The official definition of dinosaur encompasses all erect-limbed archosaurs the relatives of the sprawl-limbed archosaurs, the crocodilians. So, in a sense, dinosaurs can be thought of as upright-standing crocodilians. However, this lineage never evolved to fly in the air or swim in the sea. Instead, these niches were occupied by other diapsid (two-holed skull) reptile lineages, especially plesiosaurs and pliosaurs. Towards the end of the Age of the Dinosaurs, ichthyosaurs and mosasaurs evolved and lived in the seas as well.

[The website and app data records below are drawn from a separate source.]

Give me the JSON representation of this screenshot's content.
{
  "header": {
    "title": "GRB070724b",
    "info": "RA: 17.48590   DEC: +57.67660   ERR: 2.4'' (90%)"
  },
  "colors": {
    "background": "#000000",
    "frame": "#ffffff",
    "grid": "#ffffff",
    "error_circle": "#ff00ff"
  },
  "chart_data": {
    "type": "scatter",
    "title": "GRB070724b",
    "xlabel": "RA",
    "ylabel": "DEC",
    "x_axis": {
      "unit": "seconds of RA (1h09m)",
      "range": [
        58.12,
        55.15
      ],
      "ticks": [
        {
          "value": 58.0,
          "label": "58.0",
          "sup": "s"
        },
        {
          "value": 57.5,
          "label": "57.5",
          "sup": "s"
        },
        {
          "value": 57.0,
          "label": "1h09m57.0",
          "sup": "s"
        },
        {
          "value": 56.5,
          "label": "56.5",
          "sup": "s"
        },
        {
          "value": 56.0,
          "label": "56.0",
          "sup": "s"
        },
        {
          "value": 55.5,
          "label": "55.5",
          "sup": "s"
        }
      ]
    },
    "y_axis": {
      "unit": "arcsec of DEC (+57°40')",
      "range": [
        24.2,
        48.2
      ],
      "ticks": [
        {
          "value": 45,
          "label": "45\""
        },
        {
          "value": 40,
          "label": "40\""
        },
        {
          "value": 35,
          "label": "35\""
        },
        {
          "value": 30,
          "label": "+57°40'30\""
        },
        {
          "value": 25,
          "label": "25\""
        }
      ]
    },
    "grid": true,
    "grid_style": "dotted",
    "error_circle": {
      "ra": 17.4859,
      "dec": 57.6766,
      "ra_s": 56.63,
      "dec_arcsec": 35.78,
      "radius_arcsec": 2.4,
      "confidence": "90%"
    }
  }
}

Plesiosaurs existed in the seas for almost as long as dinosaurs existed on the land.
One reptile group that evolved at almost the same time as the first dinosaurs were the pterosaurs, formerly known as pterodactyls, flying reptiles that eventually developed wingspans as large as 10 m (33 ft). Among them were the largest flying animals of all time, like Quetzalcoatlus and Hatzegopteryx, though these wingspans were not typical, and the largest pterosaurs only evolved shortly before the end of the Cretaceous, when all dinosaurs went extinct.
Another important group sometimes confused with dinosaurs are the pterosaurs, sail-backed reptiles that lived in the Permian period, about 50 million years before the first dinosaurs walked the Earth. The pelycosaurs could grow up to 3 1/2 meters (11 ft) in length, though most were much smaller about 1 meter (3 ft) long. Pelycosaurs and other synapsids were only the second major group of tetrapods to dominate terrestrial ecosystems, after basal reptiles and giant amphibians that lived during the Late Carboniferous and Early Permian. Therapsids (Permian/Triassic) were the third, archosauromorphs (Early Triassic) were the fourth, and dinosaurs were only the fifth.